The new machine and control panel are state of the art units, providing excellent ride quality, safety features found on new lift systems and near silent performance. The machine room housing was renewed, offering a space for the engineers to now work on the equipment safely and to enable access to all components, which will aid longevity and improve maintenance standards.

Team Spirit

The installation works were challenging for the lift contractor, with old buildings often throwing curve balls into projects when least expected. The site access and storage was limited, as often happens in city centre projects. The lift installation had accumulated 80 years of grease, dust and grime that needed to be meticulously removed to enable the lift installation to be restored to its former glory.

However, the team delivered, with the onsite Engineer showing dedication, skill and ingenuity to the work, which included taking components home to his workshop to fabricate and refit the following day.

It was this level of teamwork which enabled the lift refurbishment to prove so successful and provide a lift to be proud of once more.

The lift car underwent a full French polish, damaged components were renewed and glazing removed and cleaned, before being reinstated.

The original car operating panel was removed, sandblasted, with the components overhauled and the unit reinstated. A position indicator and emergency autodialler system were added to the lift car, whilst a non-contact electronic safety edge was installed at the lift car gate, to stop the car if the beam is broken during travel - greatly reducing the potential shearing hazard risk.

LED shaft lighting was sympathetically installed to offer a bright working environment for operatives without detracting from the shaft lattice work. The lift car top was cleared of all components to restore originality to the lift look and a removable working platform was fabricated. The lift car top controls were skilfully concealed within the lift’s sling with just the mushroom stop switch visible.

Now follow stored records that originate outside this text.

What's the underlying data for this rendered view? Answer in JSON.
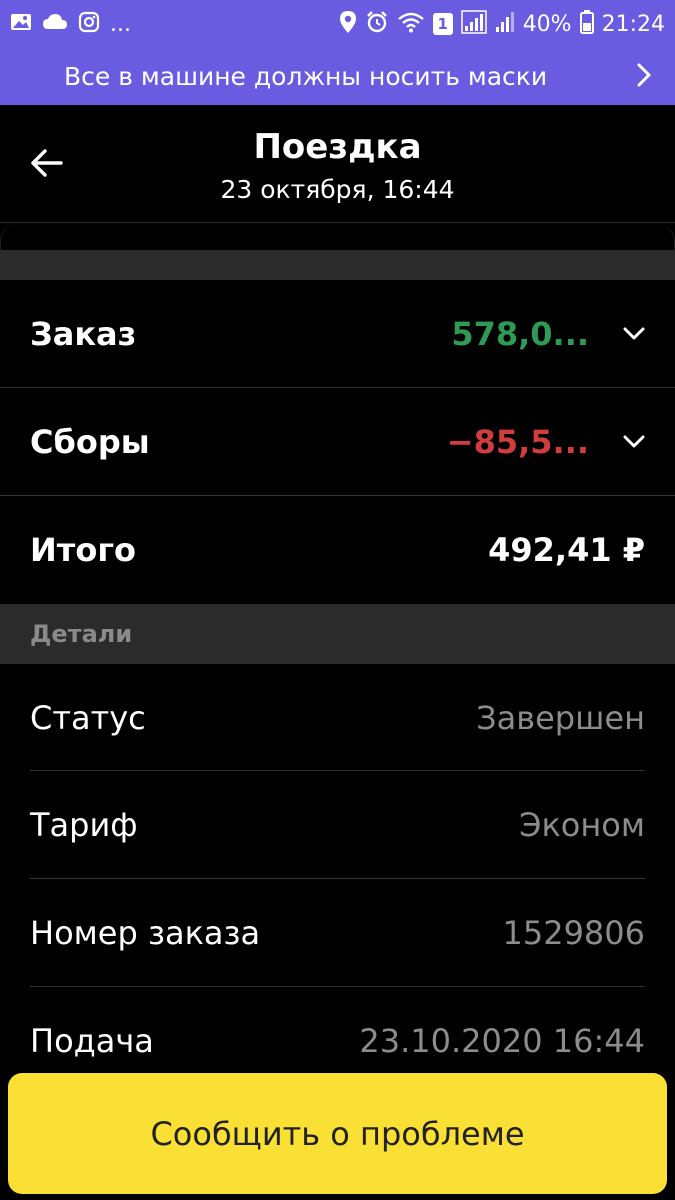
{
  "status_bar": {
    "battery_percent": "40%",
    "time": "21:24",
    "dots": "...",
    "sim_badge": "1",
    "icons": [
      "image-icon",
      "cloud-icon",
      "instagram-icon",
      "location-icon",
      "alarm-icon",
      "wifi-icon",
      "signal-icon",
      "signal-icon",
      "battery-icon"
    ]
  },
  "banner": {
    "text": "Все в машине должны носить маски"
  },
  "header": {
    "title": "Поездка",
    "subtitle": "23 октября, 16:44"
  },
  "summary": {
    "order_label": "Заказ",
    "order_value": "578,0...",
    "fees_label": "Сборы",
    "fees_value": "−85,5...",
    "total_label": "Итого",
    "total_value": "492,41 ₽"
  },
  "details": {
    "heading": "Детали",
    "rows": [
      {
        "label": "Статус",
        "value": "Завершен"
      },
      {
        "label": "Тариф",
        "value": "Эконом"
      },
      {
        "label": "Номер заказа",
        "value": "1529806"
      },
      {
        "label": "Подача",
        "value": "23.10.2020 16:44"
      }
    ]
  },
  "cta": {
    "label": "Сообщить о проблеме"
  },
  "colors": {
    "banner_bg": "#6a5ce0",
    "positive": "#2e9b55",
    "negative": "#d23c3c",
    "cta_bg": "#fae035"
  }
}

The lift had the counterweight replaced to enable the original safe working load to be restored. This was due to the car area being too great for the lower load the car had been rated at.

All EN81-80, health and safety improvements for existing lifts, were addressed wherever possible; counterweight screen, pit stop switches, unintended movement protection, ascending overspeed protection.

The lift was completed on budget, albeit the programme overran for a week due to circumstances beyond the control of the team. However, with the workmanship on display, there was never a question of penalising the lift contractor for this minor project overrun.

Ardent are proud to have managed this project, working with a dedicated team to achieve a sympathetic lift refurbishment for the client.

The client had the following to say on the project:

“We were delighted with both the quality of the final outcome and the management of the work-programme. The project was only a week behind schedule, which is nothing given its complexity. After a few minor teething issues we have a lift, which looks as beautiful when it was originally installed, but now moves with the smoothness of a modern one.”

You can contact the Ardent team via their website or by emailing info@ardentlc.co.uk.

Article first published in Edition 45 of Flat Living Magazine.